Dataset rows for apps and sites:
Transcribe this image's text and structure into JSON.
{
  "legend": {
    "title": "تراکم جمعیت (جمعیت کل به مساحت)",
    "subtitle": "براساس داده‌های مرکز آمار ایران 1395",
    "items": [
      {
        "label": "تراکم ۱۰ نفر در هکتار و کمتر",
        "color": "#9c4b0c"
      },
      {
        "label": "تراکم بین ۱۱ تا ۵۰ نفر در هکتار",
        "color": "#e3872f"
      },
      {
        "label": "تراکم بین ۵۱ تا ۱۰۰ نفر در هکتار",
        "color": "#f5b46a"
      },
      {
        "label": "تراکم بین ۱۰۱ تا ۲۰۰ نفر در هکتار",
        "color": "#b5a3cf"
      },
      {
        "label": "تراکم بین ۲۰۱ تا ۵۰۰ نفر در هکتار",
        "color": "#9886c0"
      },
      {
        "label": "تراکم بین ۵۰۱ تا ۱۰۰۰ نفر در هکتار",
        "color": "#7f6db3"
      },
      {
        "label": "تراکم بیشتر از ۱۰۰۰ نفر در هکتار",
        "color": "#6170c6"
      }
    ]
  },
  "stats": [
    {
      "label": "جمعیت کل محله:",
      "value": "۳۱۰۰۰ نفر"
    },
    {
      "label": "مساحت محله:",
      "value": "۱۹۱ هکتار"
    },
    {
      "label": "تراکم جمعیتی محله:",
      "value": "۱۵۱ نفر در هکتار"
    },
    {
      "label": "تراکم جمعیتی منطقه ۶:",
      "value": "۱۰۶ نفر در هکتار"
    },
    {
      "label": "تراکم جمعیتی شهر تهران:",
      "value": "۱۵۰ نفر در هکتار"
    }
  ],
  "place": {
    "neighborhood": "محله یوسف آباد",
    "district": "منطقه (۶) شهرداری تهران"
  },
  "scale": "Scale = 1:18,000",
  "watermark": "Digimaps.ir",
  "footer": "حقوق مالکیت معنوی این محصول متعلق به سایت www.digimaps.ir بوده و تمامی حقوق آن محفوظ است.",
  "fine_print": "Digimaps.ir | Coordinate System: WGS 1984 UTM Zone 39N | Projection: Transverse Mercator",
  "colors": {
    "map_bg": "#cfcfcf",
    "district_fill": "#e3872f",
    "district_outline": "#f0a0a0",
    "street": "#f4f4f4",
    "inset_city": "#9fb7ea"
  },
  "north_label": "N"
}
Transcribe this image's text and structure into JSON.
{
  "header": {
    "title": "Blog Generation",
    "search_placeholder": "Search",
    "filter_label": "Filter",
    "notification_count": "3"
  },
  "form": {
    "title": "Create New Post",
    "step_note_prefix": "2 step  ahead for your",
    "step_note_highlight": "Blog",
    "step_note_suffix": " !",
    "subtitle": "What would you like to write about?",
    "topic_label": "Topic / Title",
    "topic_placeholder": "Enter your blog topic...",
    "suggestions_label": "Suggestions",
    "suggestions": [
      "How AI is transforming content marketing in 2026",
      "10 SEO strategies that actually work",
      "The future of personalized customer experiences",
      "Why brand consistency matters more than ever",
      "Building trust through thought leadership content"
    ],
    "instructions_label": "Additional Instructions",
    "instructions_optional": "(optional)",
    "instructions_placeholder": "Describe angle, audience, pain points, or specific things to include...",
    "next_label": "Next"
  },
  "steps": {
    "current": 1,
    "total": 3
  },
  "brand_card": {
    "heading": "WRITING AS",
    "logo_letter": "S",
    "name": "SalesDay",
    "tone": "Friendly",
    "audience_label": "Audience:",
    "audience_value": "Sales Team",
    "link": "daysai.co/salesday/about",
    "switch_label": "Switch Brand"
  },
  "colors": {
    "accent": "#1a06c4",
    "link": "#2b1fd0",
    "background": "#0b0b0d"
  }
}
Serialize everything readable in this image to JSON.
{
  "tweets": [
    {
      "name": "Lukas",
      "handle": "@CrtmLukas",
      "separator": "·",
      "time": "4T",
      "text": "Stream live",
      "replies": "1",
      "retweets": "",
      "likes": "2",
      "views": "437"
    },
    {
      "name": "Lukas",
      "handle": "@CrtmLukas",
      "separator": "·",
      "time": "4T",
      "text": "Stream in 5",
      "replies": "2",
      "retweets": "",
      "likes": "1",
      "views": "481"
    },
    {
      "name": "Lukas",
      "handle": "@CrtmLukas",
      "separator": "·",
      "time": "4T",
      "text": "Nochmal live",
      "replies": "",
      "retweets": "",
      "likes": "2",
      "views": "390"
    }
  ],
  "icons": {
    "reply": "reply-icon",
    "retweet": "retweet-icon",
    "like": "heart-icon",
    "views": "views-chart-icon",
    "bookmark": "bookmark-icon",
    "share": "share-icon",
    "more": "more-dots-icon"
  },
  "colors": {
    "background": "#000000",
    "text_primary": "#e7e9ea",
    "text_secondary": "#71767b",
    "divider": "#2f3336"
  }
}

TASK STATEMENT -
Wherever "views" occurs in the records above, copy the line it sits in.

SOLUTION FOR THIS EXERCISE -
      "views": "437"
      "views": "481"
      "views": "390"
    "views": "views-chart-icon",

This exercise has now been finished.